I didn't used to regard myself as an artist. That is only for special people, I used to think, and you have to be very good at it. Now I know that that is bunkum. We are all artists. Some work with paint, clay, or other materials. Some with the human body and its expression. Others with music or words. Others shape places, communities, moments or people. For we are all made in the image of God, and the first divine blblical characteristic (read Genesis) is creativity: then, now and always. That is something I love about St Luke's church in Toowoomba. It comes marvelously alive when, at Carnival and at other much more ordinary times, it is clothed with the grace and creativity of God in human artistry. And it can happen every day, if we let it and embrace it...
For me, the church is therefore what a brave man once called 'an art school of divine majesty'. Think of that, or, better still, imagine that: feel it, and see what a difference it makes to your life and faith and that of others. What Fr George Tyrrell (see photo left) was trying to say is that being part of a religious tradition and community is like being part of an artistic tradition and community. There may be great 'masters' like Rembrandt who show the way. An artist may sit at their feet and learn and develop in that art school. For we do not make art by ourselves. That is an individualist fallacy. Yet there will come a time when every artist need to make this task their own. Perhaps they will even overthrow some of the foundational assumptions and shapes of their master: all however in the cause of deeper beauty, love and truth. Isn't that, said George Tyrrell, how faith evolves and expands?
Tyrrell was a man of great courage. For, drawing on God's grace and the riches of the Church's tradition, he used his creative imagination, scholarly intelligence, pastoral sensitivity and deep religious learning to give new life to the Church of his day. Today many of his insights have been accepted, further critiqued and developed by Catholic and Protestants alike. However he was condemned by Pope Pius X, with other so-called Catholic Modernists, expelled from the Jesuit order, denied the sacraments, and finally excommunicated. He was not allowed a Catholic burial and was interred in an unmarked grave. A priest friend, Henri Bremond, who had the grace to make the sign of the cross over the grave, was himself, as a result, then suspended for a while. For being a religious artist is not always easy - just see what happened to Jesus.
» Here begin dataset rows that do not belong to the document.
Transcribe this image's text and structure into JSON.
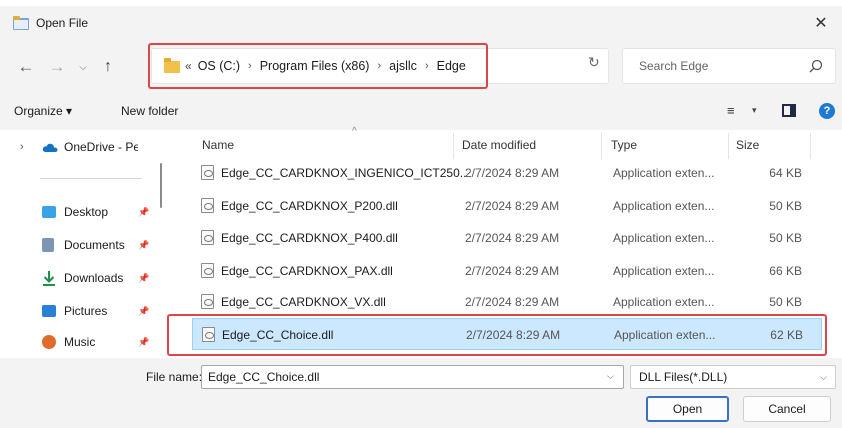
{
  "window": {
    "title": "Open File"
  },
  "navigation": {
    "breadcrumb": [
      "OS (C:)",
      "Program Files (x86)",
      "ajsllc",
      "Edge"
    ],
    "overflow": "«"
  },
  "search": {
    "placeholder": "Search Edge"
  },
  "commandbar": {
    "organize": "Organize ▾",
    "new_folder": "New folder"
  },
  "sidebar": {
    "items": [
      {
        "label": "OneDrive - Pers",
        "icon": "onedrive-cloud-icon",
        "color": "#1473c4",
        "expandable": true,
        "pinned": false
      },
      {
        "label": "Desktop",
        "icon": "desktop-icon",
        "color": "#3aa2e8",
        "expandable": false,
        "pinned": true
      },
      {
        "label": "Documents",
        "icon": "documents-icon",
        "color": "#7d94b4",
        "expandable": false,
        "pinned": true
      },
      {
        "label": "Downloads",
        "icon": "downloads-icon",
        "color": "#1f8f4b",
        "expandable": false,
        "pinned": true
      },
      {
        "label": "Pictures",
        "icon": "pictures-icon",
        "color": "#2a7fd6",
        "expandable": false,
        "pinned": true
      },
      {
        "label": "Music",
        "icon": "music-icon",
        "color": "#e06c2a",
        "expandable": false,
        "pinned": true
      }
    ]
  },
  "filelist": {
    "columns": [
      "Name",
      "Date modified",
      "Type",
      "Size"
    ],
    "rows": [
      {
        "name": "Edge_CC_CARDKNOX_INGENICO_ICT250...",
        "date": "2/7/2024 8:29 AM",
        "type": "Application exten...",
        "size": "64 KB",
        "selected": false
      },
      {
        "name": "Edge_CC_CARDKNOX_P200.dll",
        "date": "2/7/2024 8:29 AM",
        "type": "Application exten...",
        "size": "50 KB",
        "selected": false
      },
      {
        "name": "Edge_CC_CARDKNOX_P400.dll",
        "date": "2/7/2024 8:29 AM",
        "type": "Application exten...",
        "size": "50 KB",
        "selected": false
      },
      {
        "name": "Edge_CC_CARDKNOX_PAX.dll",
        "date": "2/7/2024 8:29 AM",
        "type": "Application exten...",
        "size": "66 KB",
        "selected": false
      },
      {
        "name": "Edge_CC_CARDKNOX_VX.dll",
        "date": "2/7/2024 8:29 AM",
        "type": "Application exten...",
        "size": "50 KB",
        "selected": false
      },
      {
        "name": "Edge_CC_Choice.dll",
        "date": "2/7/2024 8:29 AM",
        "type": "Application exten...",
        "size": "62 KB",
        "selected": true
      }
    ]
  },
  "footer": {
    "file_name_label": "File name:",
    "file_name_value": "Edge_CC_Choice.dll",
    "file_type": "DLL Files(*.DLL)",
    "open_label": "Open",
    "cancel_label": "Cancel"
  },
  "colors": {
    "annotation": "#d9474a",
    "selection": "#cce8ff",
    "accent": "#1f7ad1"
  }
}
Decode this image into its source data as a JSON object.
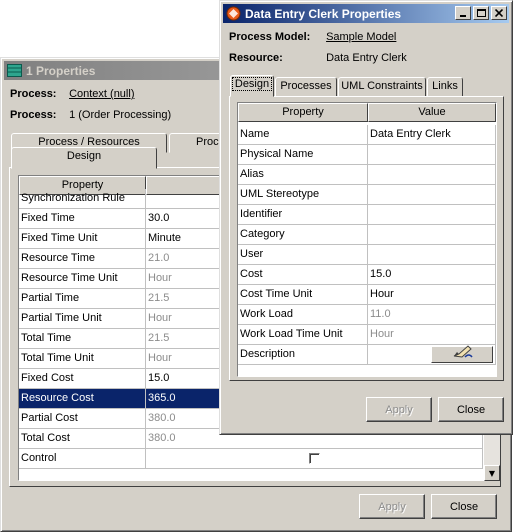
{
  "back_window": {
    "title": "1 Properties",
    "process_label": "Process:",
    "process_link": "Context (null)",
    "process2_label": "Process:",
    "process2_value": "1 (Order Processing)",
    "tabs_row1": [
      "Process / Resources",
      "Proc"
    ],
    "tabs_row2": [
      "Design"
    ],
    "grid_header": {
      "property": "Property",
      "value": ""
    },
    "rows": [
      {
        "p": "Synchronization Rule",
        "v": ""
      },
      {
        "p": "Fixed Time",
        "v": "30.0"
      },
      {
        "p": "Fixed Time Unit",
        "v": "Minute"
      },
      {
        "p": "Resource Time",
        "v": "21.0",
        "dim": true
      },
      {
        "p": "Resource Time Unit",
        "v": "Hour",
        "dim": true
      },
      {
        "p": "Partial Time",
        "v": "21.5",
        "dim": true
      },
      {
        "p": "Partial Time Unit",
        "v": "Hour",
        "dim": true
      },
      {
        "p": "Total Time",
        "v": "21.5",
        "dim": true
      },
      {
        "p": "Total Time Unit",
        "v": "Hour",
        "dim": true
      },
      {
        "p": "Fixed Cost",
        "v": "15.0"
      },
      {
        "p": "Resource Cost",
        "v": "365.0",
        "selected": true
      },
      {
        "p": "Partial Cost",
        "v": "380.0",
        "dim": true
      },
      {
        "p": "Total Cost",
        "v": "380.0",
        "dim": true
      },
      {
        "p": "Control",
        "v": "",
        "checkbox": true,
        "checked": false
      }
    ],
    "apply_label": "Apply",
    "close_label": "Close"
  },
  "front_window": {
    "title": "Data Entry Clerk Properties",
    "process_model_label": "Process Model:",
    "process_model_link": "Sample Model",
    "resource_label": "Resource:",
    "resource_value": "Data Entry Clerk",
    "tabs": [
      "Design",
      "Processes",
      "UML Constraints",
      "Links"
    ],
    "selected_tab": "Design",
    "grid_header": {
      "property": "Property",
      "value": "Value"
    },
    "rows": [
      {
        "p": "Name",
        "v": "Data Entry Clerk"
      },
      {
        "p": "Physical Name",
        "v": ""
      },
      {
        "p": "Alias",
        "v": ""
      },
      {
        "p": "UML Stereotype",
        "v": ""
      },
      {
        "p": "Identifier",
        "v": ""
      },
      {
        "p": "Category",
        "v": ""
      },
      {
        "p": "User",
        "v": ""
      },
      {
        "p": "Cost",
        "v": "15.0"
      },
      {
        "p": "Cost Time Unit",
        "v": "Hour"
      },
      {
        "p": "Work Load",
        "v": "11.0",
        "dim": true
      },
      {
        "p": "Work Load Time Unit",
        "v": "Hour",
        "dim": true
      },
      {
        "p": "Description",
        "v": "",
        "edit_button": true
      }
    ],
    "apply_label": "Apply",
    "close_label": "Close"
  },
  "icons": {
    "back_app": "table-window-icon",
    "front_app": "resource-properties-icon",
    "description_editor": "pencil-edit-icon"
  },
  "colors": {
    "active_title": "#0a246a",
    "inactive_title": "#808080",
    "selection": "#0a246a",
    "face": "#d4d0c8"
  }
}
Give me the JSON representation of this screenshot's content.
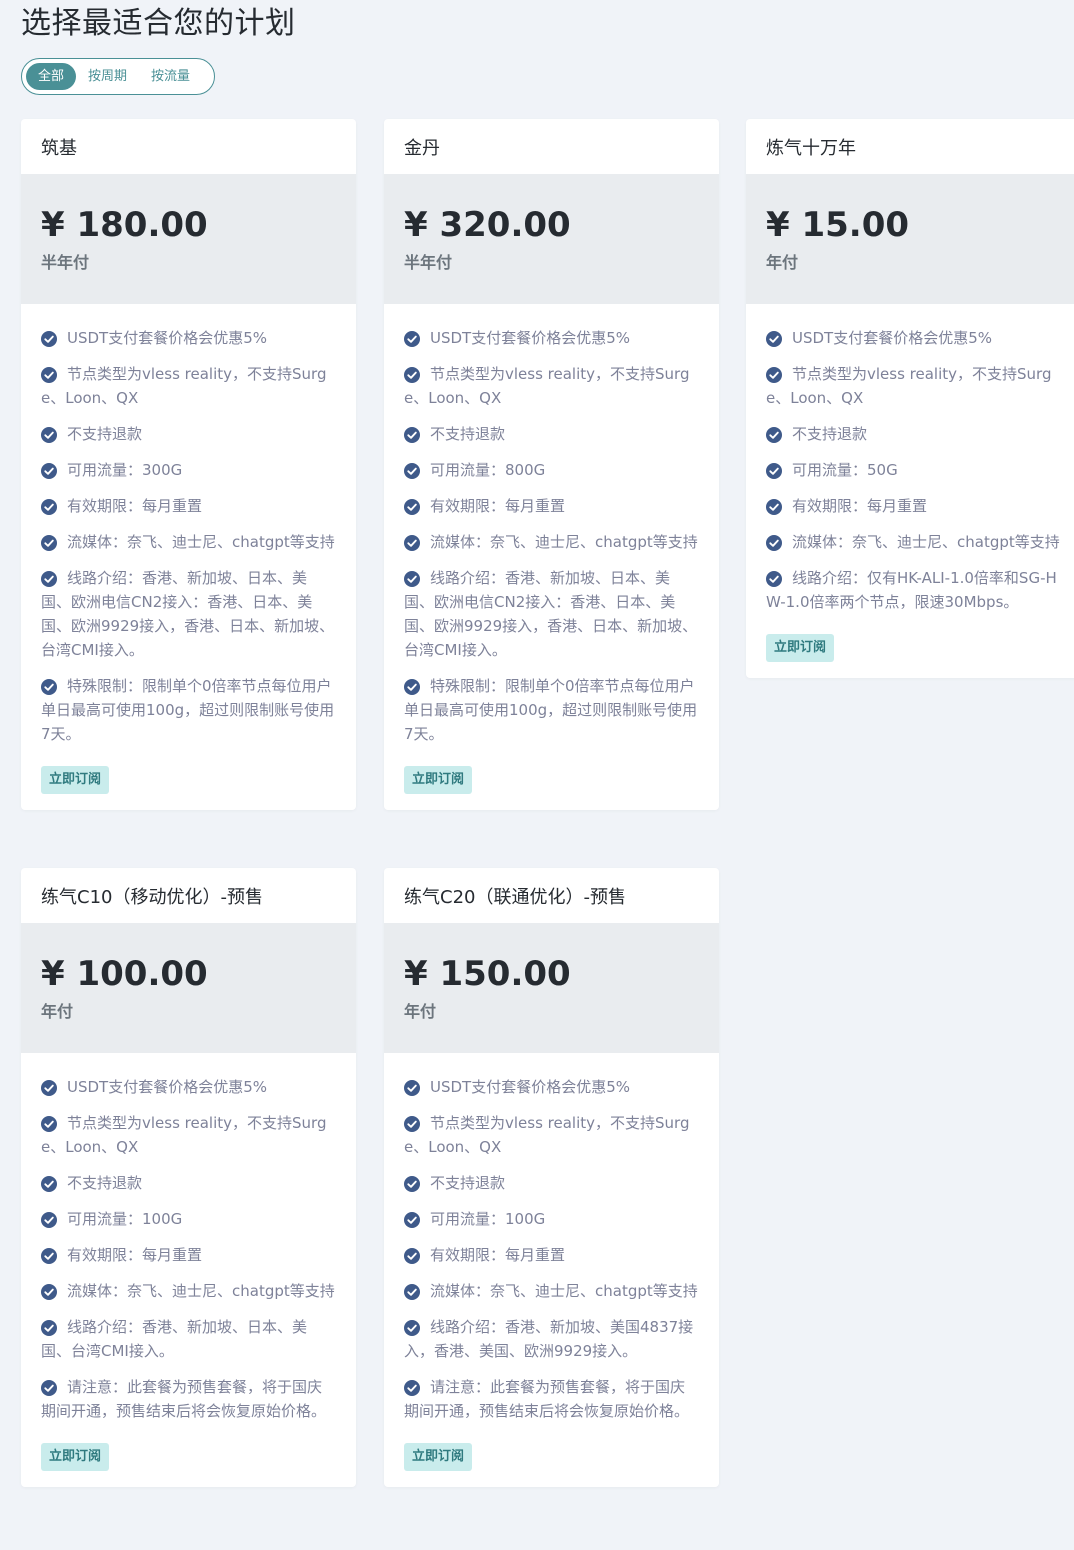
{
  "page": {
    "title": "选择最适合您的计划"
  },
  "filters": [
    {
      "label": "全部",
      "active": true
    },
    {
      "label": "按周期",
      "active": false
    },
    {
      "label": "按流量",
      "active": false
    }
  ],
  "icons": {
    "feature_check": "check-circle-icon"
  },
  "colors": {
    "accent": "#4a9096",
    "check_icon": "#3f5a8a",
    "button_bg": "#c9ecec",
    "button_text": "#2f7a7f",
    "price_block_bg": "#e9ecef",
    "page_bg": "#f0f3f8"
  },
  "plans": [
    {
      "name": "筑基",
      "price": "¥ 180.00",
      "period": "半年付",
      "features": [
        "USDT支付套餐价格会优惠5%",
        "节点类型为vless reality，不支持Surge、Loon、QX",
        "不支持退款",
        "可用流量：300G",
        "有效期限：每月重置",
        "流媒体：奈飞、迪士尼、chatgpt等支持",
        "线路介绍：香港、新加坡、日本、美国、欧洲电信CN2接入：香港、日本、美国、欧洲9929接入，香港、日本、新加坡、台湾CMI接入。",
        "特殊限制：限制单个0倍率节点每位用户单日最高可使用100g，超过则限制账号使用7天。"
      ],
      "button": "立即订阅"
    },
    {
      "name": "金丹",
      "price": "¥ 320.00",
      "period": "半年付",
      "features": [
        "USDT支付套餐价格会优惠5%",
        "节点类型为vless reality，不支持Surge、Loon、QX",
        "不支持退款",
        "可用流量：800G",
        "有效期限：每月重置",
        "流媒体：奈飞、迪士尼、chatgpt等支持",
        "线路介绍：香港、新加坡、日本、美国、欧洲电信CN2接入：香港、日本、美国、欧洲9929接入，香港、日本、新加坡、台湾CMI接入。",
        "特殊限制：限制单个0倍率节点每位用户单日最高可使用100g，超过则限制账号使用7天。"
      ],
      "button": "立即订阅"
    },
    {
      "name": "炼气十万年",
      "price": "¥ 15.00",
      "period": "年付",
      "features": [
        "USDT支付套餐价格会优惠5%",
        "节点类型为vless reality，不支持Surge、Loon、QX",
        "不支持退款",
        "可用流量：50G",
        "有效期限：每月重置",
        "流媒体：奈飞、迪士尼、chatgpt等支持",
        "线路介绍：仅有HK-ALI-1.0倍率和SG-HW-1.0倍率两个节点，限速30Mbps。"
      ],
      "button": "立即订阅"
    },
    {
      "name": "练气C10（移动优化）-预售",
      "price": "¥ 100.00",
      "period": "年付",
      "features": [
        "USDT支付套餐价格会优惠5%",
        "节点类型为vless reality，不支持Surge、Loon、QX",
        "不支持退款",
        "可用流量：100G",
        "有效期限：每月重置",
        "流媒体：奈飞、迪士尼、chatgpt等支持",
        "线路介绍：香港、新加坡、日本、美国、台湾CMI接入。",
        "请注意：此套餐为预售套餐，将于国庆期间开通，预售结束后将会恢复原始价格。"
      ],
      "button": "立即订阅"
    },
    {
      "name": "练气C20（联通优化）-预售",
      "price": "¥ 150.00",
      "period": "年付",
      "features": [
        "USDT支付套餐价格会优惠5%",
        "节点类型为vless reality，不支持Surge、Loon、QX",
        "不支持退款",
        "可用流量：100G",
        "有效期限：每月重置",
        "流媒体：奈飞、迪士尼、chatgpt等支持",
        "线路介绍：香港、新加坡、美国4837接入，香港、美国、欧洲9929接入。",
        "请注意：此套餐为预售套餐，将于国庆期间开通，预售结束后将会恢复原始价格。"
      ],
      "button": "立即订阅"
    }
  ]
}
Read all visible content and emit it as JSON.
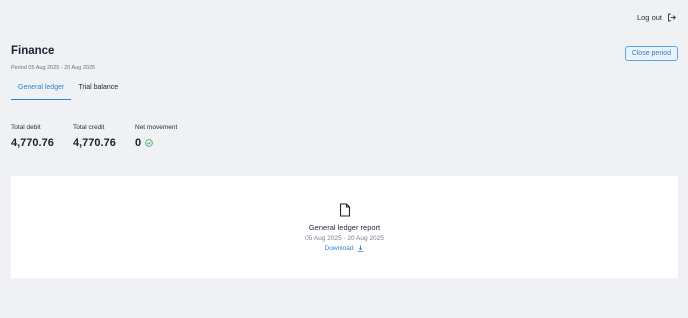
{
  "header": {
    "logout_label": "Log out"
  },
  "page": {
    "title": "Finance",
    "period": "Period 05 Aug 2025 - 20 Aug 2025",
    "close_period_label": "Close period"
  },
  "tabs": [
    {
      "label": "General ledger",
      "active": true
    },
    {
      "label": "Trial balance",
      "active": false
    }
  ],
  "stats": {
    "total_debit": {
      "label": "Total debit",
      "value": "4,770.76"
    },
    "total_credit": {
      "label": "Total credit",
      "value": "4,770.76"
    },
    "net_movement": {
      "label": "Net movement",
      "value": "0",
      "status_icon": "check-circle-icon"
    }
  },
  "report": {
    "icon": "document-icon",
    "title": "General ledger report",
    "dates": "05 Aug 2025 - 20 Aug 2025",
    "download_label": "Download",
    "download_icon": "download-icon"
  },
  "colors": {
    "accent": "#2d86cf",
    "success": "#3aa655",
    "background": "#f0f1f4"
  }
}
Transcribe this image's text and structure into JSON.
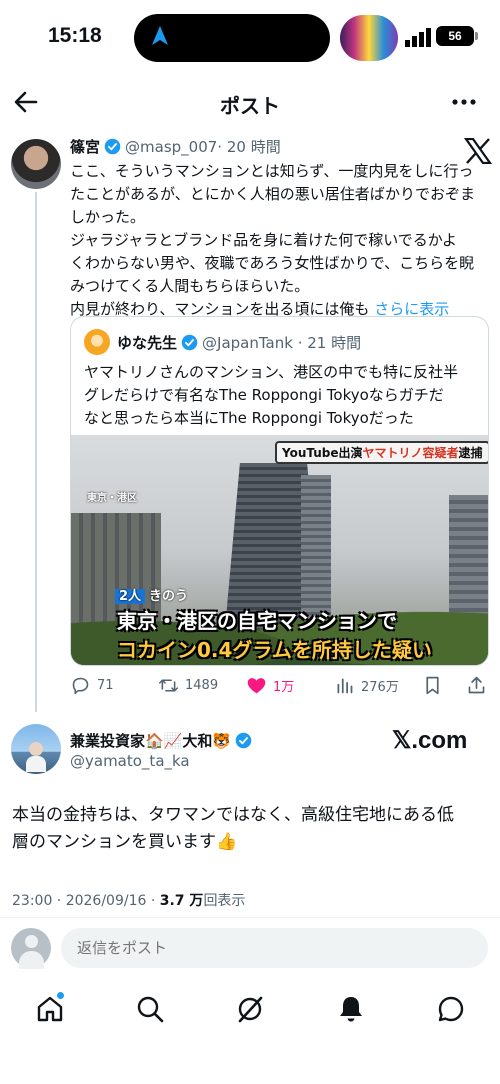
{
  "status_bar": {
    "time": "15:18",
    "battery": "56"
  },
  "header": {
    "title": "ポスト"
  },
  "post": {
    "author_name": "篠宮",
    "author_handle": "@masp_007",
    "time": "· 20 時間",
    "text_lines": [
      "ここ、そういうマンションとは知らず、一度内見をしに行っ",
      "たことがあるが、とにかく人相の悪い居住者ばかりでおぞま",
      "しかった。",
      "ジャラジャラとブランド品を身に着けた何で稼いでるかよ",
      "くわからない男や、夜職であろう女性ばかりで、こちらを睨",
      "みつけてくる人間もちらほらいた。",
      "内見が終わり、マンションを出る頃には俺も"
    ],
    "show_more": "さらに表示"
  },
  "quote": {
    "author_name": "ゆな先生",
    "author_handle": "@JapanTank",
    "time": "· 21 時間",
    "text_lines": [
      "ヤマトリノさんのマンション、港区の中でも特に反社半",
      "グレだらけで有名なThe Roppongi Tokyoならガチだ",
      "なと思ったら本当にThe Roppongi Tokyoだった"
    ],
    "image": {
      "banner_prefix": "YouTube出演",
      "banner_highlight": "ヤマトリノ容疑者",
      "banner_suffix": "逮捕",
      "location": "東京・港区",
      "badge": "2人",
      "badge_suffix": "きのう",
      "caption1": "東京・港区の自宅マンションで",
      "caption2": "コカイン0.4グラムを所持した疑い"
    }
  },
  "actions": {
    "replies": "71",
    "reposts": "1489",
    "likes": "1万",
    "views": "276万"
  },
  "embedded": {
    "name": "兼業投資家🏠📈大和🐯",
    "handle": "@yamato_ta_ka",
    "watermark": "𝕏.com",
    "text_lines": [
      "本当の金持ちは、タワマンではなく、高級住宅地にある低",
      "層のマンションを買います👍"
    ],
    "datetime": "23:00 · 2026/09/16 · ",
    "views": "3.7 万",
    "views_suffix": "回表示"
  },
  "reply": {
    "placeholder": "返信をポスト"
  },
  "colors": {
    "accent": "#1d9bf0",
    "like": "#f91880",
    "secondary_text": "#536471"
  }
}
Yet being an artist, and part of an 'art school of divine majesty', is part of the gateway to resurrection: to greater and deeper life, beauty, truth and love, for us and for others. May the divine artist flourish in everyone.
Do you see the wood or the trees? Only a few seem capable of seeing both. My friend, and former ecumenical colleague, Glenine Hamlyn is one of these special people. She possess both a compassionate grasp of the world's crises (not for nothing has she worked in development issues) and also an acute sensitivity to the immediate and the specific. This is revealed in her art, something to which she is currently able to give more time and focus. The picture to the left (now hanging on a wall in my home) is a wonderful example. In the midst of busy Brisbane, this one Moreton Bay fig captured her attention and in it amazing detail is revealed. So many people pass by daily without really seeing it, just as we pass by so much without really seeing. An artist can thus draw us back to proper attention, not so that we lose the wood, but so that it comes alive with the intricate complexity which is true wholeness.
Jo Inkpin an Anglican priest, trans woman, theologian and justice activist. These are some of my reflections on life, spirit, and the search for peace, justice and sustainable creation.